--- START ---

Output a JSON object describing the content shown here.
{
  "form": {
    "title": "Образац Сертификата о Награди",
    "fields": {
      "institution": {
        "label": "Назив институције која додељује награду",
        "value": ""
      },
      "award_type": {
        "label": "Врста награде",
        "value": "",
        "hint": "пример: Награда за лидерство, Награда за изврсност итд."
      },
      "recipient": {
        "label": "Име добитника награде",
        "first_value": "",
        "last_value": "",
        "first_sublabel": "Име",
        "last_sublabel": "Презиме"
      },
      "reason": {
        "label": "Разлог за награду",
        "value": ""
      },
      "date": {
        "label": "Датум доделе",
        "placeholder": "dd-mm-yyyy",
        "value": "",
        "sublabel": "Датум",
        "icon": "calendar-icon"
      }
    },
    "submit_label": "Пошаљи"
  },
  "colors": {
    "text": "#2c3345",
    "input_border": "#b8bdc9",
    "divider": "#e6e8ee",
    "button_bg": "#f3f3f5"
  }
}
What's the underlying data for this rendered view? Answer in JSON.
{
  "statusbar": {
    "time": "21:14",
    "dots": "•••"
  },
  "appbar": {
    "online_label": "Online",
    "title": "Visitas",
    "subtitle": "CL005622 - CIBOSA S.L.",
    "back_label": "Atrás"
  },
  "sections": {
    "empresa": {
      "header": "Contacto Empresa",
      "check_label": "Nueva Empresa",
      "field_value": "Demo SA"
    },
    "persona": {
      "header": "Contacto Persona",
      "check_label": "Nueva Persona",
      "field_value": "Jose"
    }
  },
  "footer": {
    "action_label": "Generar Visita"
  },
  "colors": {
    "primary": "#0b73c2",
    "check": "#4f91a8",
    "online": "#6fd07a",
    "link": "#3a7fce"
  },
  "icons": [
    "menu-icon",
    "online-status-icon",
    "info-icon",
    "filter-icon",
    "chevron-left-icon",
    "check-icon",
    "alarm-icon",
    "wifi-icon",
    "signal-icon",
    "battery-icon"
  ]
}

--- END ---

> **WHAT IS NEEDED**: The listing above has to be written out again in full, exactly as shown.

> **RESPONSE AREA**:
Output a JSON object describing the content shown here.
{
  "form": {
    "title": "Образац Сертификата о Награди",
    "fields": {
      "institution": {
        "label": "Назив институције која додељује награду",
        "value": ""
      },
      "award_type": {
        "label": "Врста награде",
        "value": "",
        "hint": "пример: Награда за лидерство, Награда за изврсност итд."
      },
      "recipient": {
        "label": "Име добитника награде",
        "first_value": "",
        "last_value": "",
        "first_sublabel": "Име",
        "last_sublabel": "Презиме"
      },
      "reason": {
        "label": "Разлог за награду",
        "value": ""
      },
      "date": {
        "label": "Датум доделе",
        "placeholder": "dd-mm-yyyy",
        "value": "",
        "sublabel": "Датум",
        "icon": "calendar-icon"
      }
    },
    "submit_label": "Пошаљи"
  },
  "colors": {
    "text": "#2c3345",
    "input_border": "#b8bdc9",
    "divider": "#e6e8ee",
    "button_bg": "#f3f3f5"
  }
}
What's the underlying data for this rendered view? Answer in JSON.
{
  "statusbar": {
    "time": "21:14",
    "dots": "•••"
  },
  "appbar": {
    "online_label": "Online",
    "title": "Visitas",
    "subtitle": "CL005622 - CIBOSA S.L.",
    "back_label": "Atrás"
  },
  "sections": {
    "empresa": {
      "header": "Contacto Empresa",
      "check_label": "Nueva Empresa",
      "field_value": "Demo SA"
    },
    "persona": {
      "header": "Contacto Persona",
      "check_label": "Nueva Persona",
      "field_value": "Jose"
    }
  },
  "footer": {
    "action_label": "Generar Visita"
  },
  "colors": {
    "primary": "#0b73c2",
    "check": "#4f91a8",
    "online": "#6fd07a",
    "link": "#3a7fce"
  },
  "icons": [
    "menu-icon",
    "online-status-icon",
    "info-icon",
    "filter-icon",
    "chevron-left-icon",
    "check-icon",
    "alarm-icon",
    "wifi-icon",
    "signal-icon",
    "battery-icon"
  ]
}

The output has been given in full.